* [Instructions for the task] Your task is to restate the listing word for word without the pictures.

* [Records to use]

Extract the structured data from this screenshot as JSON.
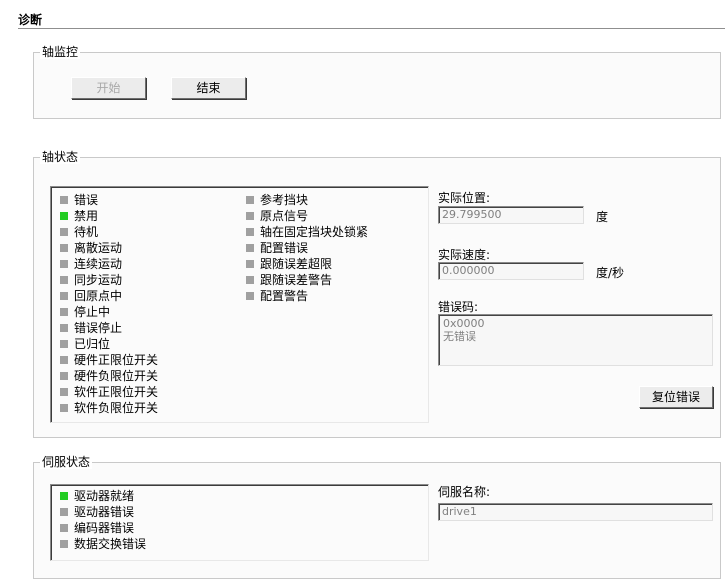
{
  "page_title": "诊断",
  "axis_monitor": {
    "legend": "轴监控",
    "start_label": "开始",
    "end_label": "结束"
  },
  "axis_status": {
    "legend": "轴状态",
    "left_items": [
      {
        "label": "错误",
        "color": "#a0a0a0"
      },
      {
        "label": "禁用",
        "color": "#22cc22"
      },
      {
        "label": "待机",
        "color": "#a0a0a0"
      },
      {
        "label": "离散运动",
        "color": "#a0a0a0"
      },
      {
        "label": "连续运动",
        "color": "#a0a0a0"
      },
      {
        "label": "同步运动",
        "color": "#a0a0a0"
      },
      {
        "label": "回原点中",
        "color": "#a0a0a0"
      },
      {
        "label": "停止中",
        "color": "#a0a0a0"
      },
      {
        "label": "错误停止",
        "color": "#a0a0a0"
      },
      {
        "label": "已归位",
        "color": "#a0a0a0"
      },
      {
        "label": "硬件正限位开关",
        "color": "#a0a0a0"
      },
      {
        "label": "硬件负限位开关",
        "color": "#a0a0a0"
      },
      {
        "label": "软件正限位开关",
        "color": "#a0a0a0"
      },
      {
        "label": "软件负限位开关",
        "color": "#a0a0a0"
      }
    ],
    "right_items": [
      {
        "label": "参考挡块",
        "color": "#a0a0a0"
      },
      {
        "label": "原点信号",
        "color": "#a0a0a0"
      },
      {
        "label": "轴在固定挡块处锁紧",
        "color": "#a0a0a0"
      },
      {
        "label": "配置错误",
        "color": "#a0a0a0"
      },
      {
        "label": "跟随误差超限",
        "color": "#a0a0a0"
      },
      {
        "label": "跟随误差警告",
        "color": "#a0a0a0"
      },
      {
        "label": "配置警告",
        "color": "#a0a0a0"
      }
    ],
    "actual_position_label": "实际位置:",
    "actual_position_value": "29.799500",
    "actual_position_unit": "度",
    "actual_velocity_label": "实际速度:",
    "actual_velocity_value": "0.000000",
    "actual_velocity_unit": "度/秒",
    "error_code_label": "错误码:",
    "error_code_value": "0x0000",
    "error_code_text": "无错误",
    "reset_error_label": "复位错误"
  },
  "servo_status": {
    "legend": "伺服状态",
    "items": [
      {
        "label": "驱动器就绪",
        "color": "#22cc22"
      },
      {
        "label": "驱动器错误",
        "color": "#a0a0a0"
      },
      {
        "label": "编码器错误",
        "color": "#a0a0a0"
      },
      {
        "label": "数据交换错误",
        "color": "#a0a0a0"
      }
    ],
    "servo_name_label": "伺服名称:",
    "servo_name_value": "drive1"
  }
}
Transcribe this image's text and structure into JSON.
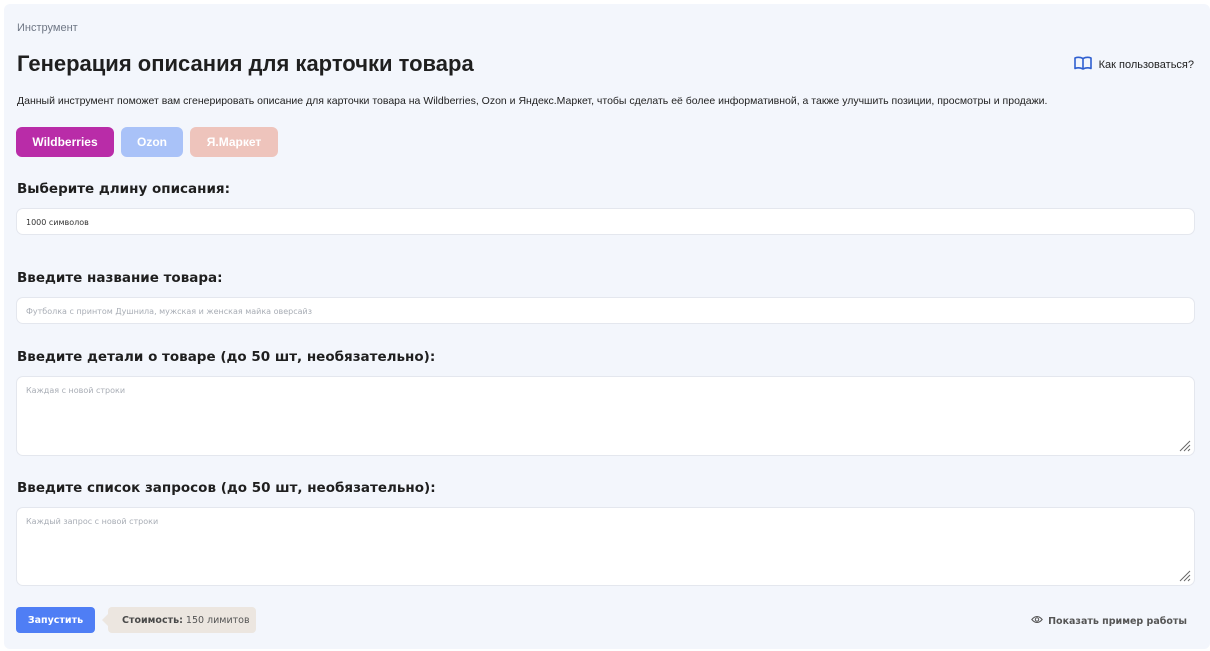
{
  "breadcrumb": "Инструмент",
  "title": "Генерация описания для карточки товара",
  "help_link": "Как пользоваться?",
  "description": "Данный инструмент поможет вам сгенерировать описание для карточки товара на Wildberries, Ozon и Яндекс.Маркет, чтобы сделать её более информативной, а также улучшить позиции, просмотры и продажи.",
  "marketplaces": [
    {
      "label": "Wildberries",
      "color": "#b92ca8",
      "selected": true
    },
    {
      "label": "Ozon",
      "color": "#a9c2f8",
      "selected": false
    },
    {
      "label": "Я.Маркет",
      "color": "#eec4bc",
      "selected": false
    }
  ],
  "length": {
    "label": "Выберите длину описания:",
    "value": "1000 символов"
  },
  "product_name": {
    "label": "Введите название товара:",
    "placeholder": "Футболка с принтом Душнила, мужская и женская майка оверсайз"
  },
  "details": {
    "label": "Введите детали о товаре (до 50 шт, необязательно):",
    "placeholder": "Каждая с новой строки"
  },
  "queries": {
    "label": "Введите список запросов (до 50 шт, необязательно):",
    "placeholder": "Каждый запрос с новой строки"
  },
  "run_button": "Запустить",
  "cost": {
    "label": "Стоимость:",
    "value": "150 лимитов"
  },
  "example_link": "Показать пример работы",
  "colors": {
    "accent": "#4f7ef5",
    "background": "#f3f6fc"
  }
}
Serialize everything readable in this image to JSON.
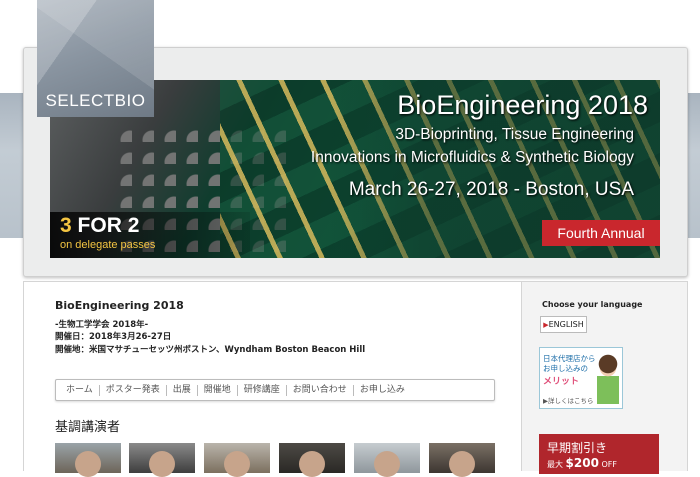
{
  "logo": {
    "text": "SELECTBIO"
  },
  "banner": {
    "title": "BioEngineering 2018",
    "subtitle_1": "3D-Bioprinting, Tissue Engineering",
    "subtitle_2": "Innovations in Microfluidics & Synthetic Biology",
    "date_location": "March 26-27, 2018 - Boston, USA",
    "promo_number": "3",
    "promo_rest": "FOR 2",
    "promo_sub": "on delegate passes",
    "edition": "Fourth Annual"
  },
  "event": {
    "title": "BioEngineering 2018",
    "jp_name": "-生物工学学会 2018年-",
    "dates": "開催日：2018年3月26-27日",
    "venue": "開催地：米国マサチューセッツ州ボストン、Wyndham Boston Beacon Hill"
  },
  "nav": {
    "items": [
      "ホーム",
      "ポスター発表",
      "出展",
      "開催地",
      "研修講座",
      "お問い合わせ",
      "お申し込み"
    ]
  },
  "keynote": {
    "heading": "基調講演者"
  },
  "sidebar": {
    "lang_label": "Choose your language",
    "lang_button": "ENGLISH",
    "agent_line1": "日本代理店から",
    "agent_line2": "お申し込みの",
    "agent_line3": "メリット",
    "agent_link": "▶詳しくはこちら",
    "early_title": "早期割引き",
    "early_prefix": "最大",
    "early_amount": "$200",
    "early_suffix": "OFF"
  }
}
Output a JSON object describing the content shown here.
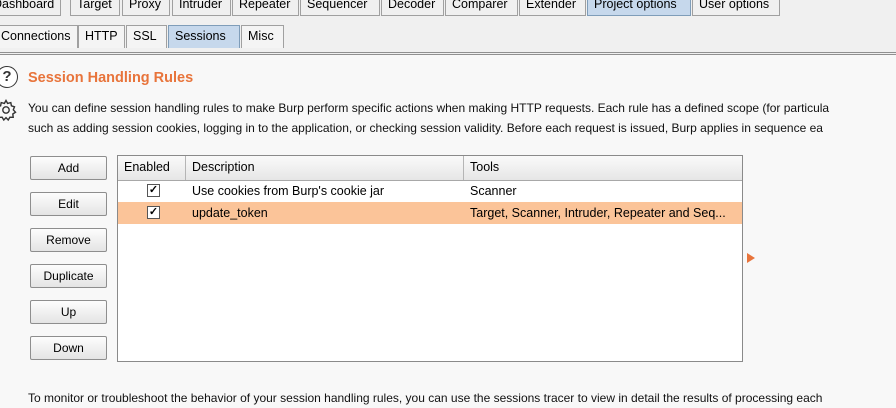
{
  "top_tabs": [
    "Dashboard",
    "Target",
    "Proxy",
    "Intruder",
    "Repeater",
    "Sequencer",
    "Decoder",
    "Comparer",
    "Extender",
    "Project options",
    "User options"
  ],
  "active_top_tab": "Project options",
  "sub_tabs": [
    "Connections",
    "HTTP",
    "SSL",
    "Sessions",
    "Misc"
  ],
  "active_sub_tab": "Sessions",
  "section": {
    "title": "Session Handling Rules",
    "desc_line1": "You can define session handling rules to make Burp perform specific actions when making HTTP requests. Each rule has a defined scope (for particula",
    "desc_line2": "such as adding session cookies, logging in to the application, or checking session validity. Before each request is issued, Burp applies in sequence ea"
  },
  "buttons": {
    "add": "Add",
    "edit": "Edit",
    "remove": "Remove",
    "duplicate": "Duplicate",
    "up": "Up",
    "down": "Down"
  },
  "table": {
    "columns": [
      "Enabled",
      "Description",
      "Tools"
    ],
    "rows": [
      {
        "enabled": true,
        "enabled_mark": "✓",
        "description": "Use cookies from Burp's cookie jar",
        "tools": "Scanner"
      },
      {
        "enabled": true,
        "enabled_mark": "✓",
        "description": "update_token",
        "tools": "Target, Scanner, Intruder, Repeater and Seq..."
      }
    ],
    "selected_row": 1
  },
  "footer_text": "To monitor or troubleshoot the behavior of your session handling rules, you can use the sessions tracer to view in detail the results of processing each",
  "colors": {
    "title": "#e8743b",
    "selected_row": "#fbc499",
    "active_tab": "#c6d8ec"
  },
  "icons": {
    "help": "help-icon",
    "settings": "gear-icon",
    "expand": "triangle-right-icon"
  }
}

* [Exercise solution]
Extract the structured data from this screenshot as JSON.
{
  "page_title": "诊断",
  "axis_monitor": {
    "legend": "轴监控",
    "start_label": "开始",
    "end_label": "结束"
  },
  "axis_status": {
    "legend": "轴状态",
    "left_items": [
      {
        "label": "错误",
        "color": "#a0a0a0"
      },
      {
        "label": "禁用",
        "color": "#22cc22"
      },
      {
        "label": "待机",
        "color": "#a0a0a0"
      },
      {
        "label": "离散运动",
        "color": "#a0a0a0"
      },
      {
        "label": "连续运动",
        "color": "#a0a0a0"
      },
      {
        "label": "同步运动",
        "color": "#a0a0a0"
      },
      {
        "label": "回原点中",
        "color": "#a0a0a0"
      },
      {
        "label": "停止中",
        "color": "#a0a0a0"
      },
      {
        "label": "错误停止",
        "color": "#a0a0a0"
      },
      {
        "label": "已归位",
        "color": "#a0a0a0"
      },
      {
        "label": "硬件正限位开关",
        "color": "#a0a0a0"
      },
      {
        "label": "硬件负限位开关",
        "color": "#a0a0a0"
      },
      {
        "label": "软件正限位开关",
        "color": "#a0a0a0"
      },
      {
        "label": "软件负限位开关",
        "color": "#a0a0a0"
      }
    ],
    "right_items": [
      {
        "label": "参考挡块",
        "color": "#a0a0a0"
      },
      {
        "label": "原点信号",
        "color": "#a0a0a0"
      },
      {
        "label": "轴在固定挡块处锁紧",
        "color": "#a0a0a0"
      },
      {
        "label": "配置错误",
        "color": "#a0a0a0"
      },
      {
        "label": "跟随误差超限",
        "color": "#a0a0a0"
      },
      {
        "label": "跟随误差警告",
        "color": "#a0a0a0"
      },
      {
        "label": "配置警告",
        "color": "#a0a0a0"
      }
    ],
    "actual_position_label": "实际位置:",
    "actual_position_value": "29.799500",
    "actual_position_unit": "度",
    "actual_velocity_label": "实际速度:",
    "actual_velocity_value": "0.000000",
    "actual_velocity_unit": "度/秒",
    "error_code_label": "错误码:",
    "error_code_value": "0x0000",
    "error_code_text": "无错误",
    "reset_error_label": "复位错误"
  },
  "servo_status": {
    "legend": "伺服状态",
    "items": [
      {
        "label": "驱动器就绪",
        "color": "#22cc22"
      },
      {
        "label": "驱动器错误",
        "color": "#a0a0a0"
      },
      {
        "label": "编码器错误",
        "color": "#a0a0a0"
      },
      {
        "label": "数据交换错误",
        "color": "#a0a0a0"
      }
    ],
    "servo_name_label": "伺服名称:",
    "servo_name_value": "drive1"
  }
}
Transcribe this image's text and structure into JSON.
{
  "breadcrumb": "Инструмент",
  "title": "Генерация описания для карточки товара",
  "help_link": "Как пользоваться?",
  "description": "Данный инструмент поможет вам сгенерировать описание для карточки товара на Wildberries, Ozon и Яндекс.Маркет, чтобы сделать её более информативной, а также улучшить позиции, просмотры и продажи.",
  "marketplaces": [
    {
      "label": "Wildberries",
      "color": "#b92ca8",
      "selected": true
    },
    {
      "label": "Ozon",
      "color": "#a9c2f8",
      "selected": false
    },
    {
      "label": "Я.Маркет",
      "color": "#eec4bc",
      "selected": false
    }
  ],
  "length": {
    "label": "Выберите длину описания:",
    "value": "1000 символов"
  },
  "product_name": {
    "label": "Введите название товара:",
    "placeholder": "Футболка с принтом Душнила, мужская и женская майка оверсайз"
  },
  "details": {
    "label": "Введите детали о товаре (до 50 шт, необязательно):",
    "placeholder": "Каждая с новой строки"
  },
  "queries": {
    "label": "Введите список запросов (до 50 шт, необязательно):",
    "placeholder": "Каждый запрос с новой строки"
  },
  "run_button": "Запустить",
  "cost": {
    "label": "Стоимость:",
    "value": "150 лимитов"
  },
  "example_link": "Показать пример работы",
  "colors": {
    "accent": "#4f7ef5",
    "background": "#f3f6fc"
  }
}
Serialize everything readable in this image to JSON.
{
  "logo": {
    "text": "SELECTBIO"
  },
  "banner": {
    "title": "BioEngineering 2018",
    "subtitle_1": "3D-Bioprinting, Tissue Engineering",
    "subtitle_2": "Innovations in Microfluidics & Synthetic Biology",
    "date_location": "March 26-27, 2018 - Boston, USA",
    "promo_number": "3",
    "promo_rest": "FOR 2",
    "promo_sub": "on delegate passes",
    "edition": "Fourth Annual"
  },
  "event": {
    "title": "BioEngineering 2018",
    "jp_name": "-生物工学学会 2018年-",
    "dates": "開催日：2018年3月26-27日",
    "venue": "開催地：米国マサチューセッツ州ボストン、Wyndham Boston Beacon Hill"
  },
  "nav": {
    "items": [
      "ホーム",
      "ポスター発表",
      "出展",
      "開催地",
      "研修講座",
      "お問い合わせ",
      "お申し込み"
    ]
  },
  "keynote": {
    "heading": "基調講演者"
  },
  "sidebar": {
    "lang_label": "Choose your language",
    "lang_button": "ENGLISH",
    "agent_line1": "日本代理店から",
    "agent_line2": "お申し込みの",
    "agent_line3": "メリット",
    "agent_link": "▶詳しくはこちら",
    "early_title": "早期割引き",
    "early_prefix": "最大",
    "early_amount": "$200",
    "early_suffix": "OFF"
  }
}
Output a JSON object describing the content shown here.
{
  "top_tabs": [
    "Dashboard",
    "Target",
    "Proxy",
    "Intruder",
    "Repeater",
    "Sequencer",
    "Decoder",
    "Comparer",
    "Extender",
    "Project options",
    "User options"
  ],
  "active_top_tab": "Project options",
  "sub_tabs": [
    "Connections",
    "HTTP",
    "SSL",
    "Sessions",
    "Misc"
  ],
  "active_sub_tab": "Sessions",
  "section": {
    "title": "Session Handling Rules",
    "desc_line1": "You can define session handling rules to make Burp perform specific actions when making HTTP requests. Each rule has a defined scope (for particula",
    "desc_line2": "such as adding session cookies, logging in to the application, or checking session validity. Before each request is issued, Burp applies in sequence ea"
  },
  "buttons": {
    "add": "Add",
    "edit": "Edit",
    "remove": "Remove",
    "duplicate": "Duplicate",
    "up": "Up",
    "down": "Down"
  },
  "table": {
    "columns": [
      "Enabled",
      "Description",
      "Tools"
    ],
    "rows": [
      {
        "enabled": true,
        "enabled_mark": "✓",
        "description": "Use cookies from Burp's cookie jar",
        "tools": "Scanner"
      },
      {
        "enabled": true,
        "enabled_mark": "✓",
        "description": "update_token",
        "tools": "Target, Scanner, Intruder, Repeater and Seq..."
      }
    ],
    "selected_row": 1
  },
  "footer_text": "To monitor or troubleshoot the behavior of your session handling rules, you can use the sessions tracer to view in detail the results of processing each",
  "colors": {
    "title": "#e8743b",
    "selected_row": "#fbc499",
    "active_tab": "#c6d8ec"
  },
  "icons": {
    "help": "help-icon",
    "settings": "gear-icon",
    "expand": "triangle-right-icon"
  }
}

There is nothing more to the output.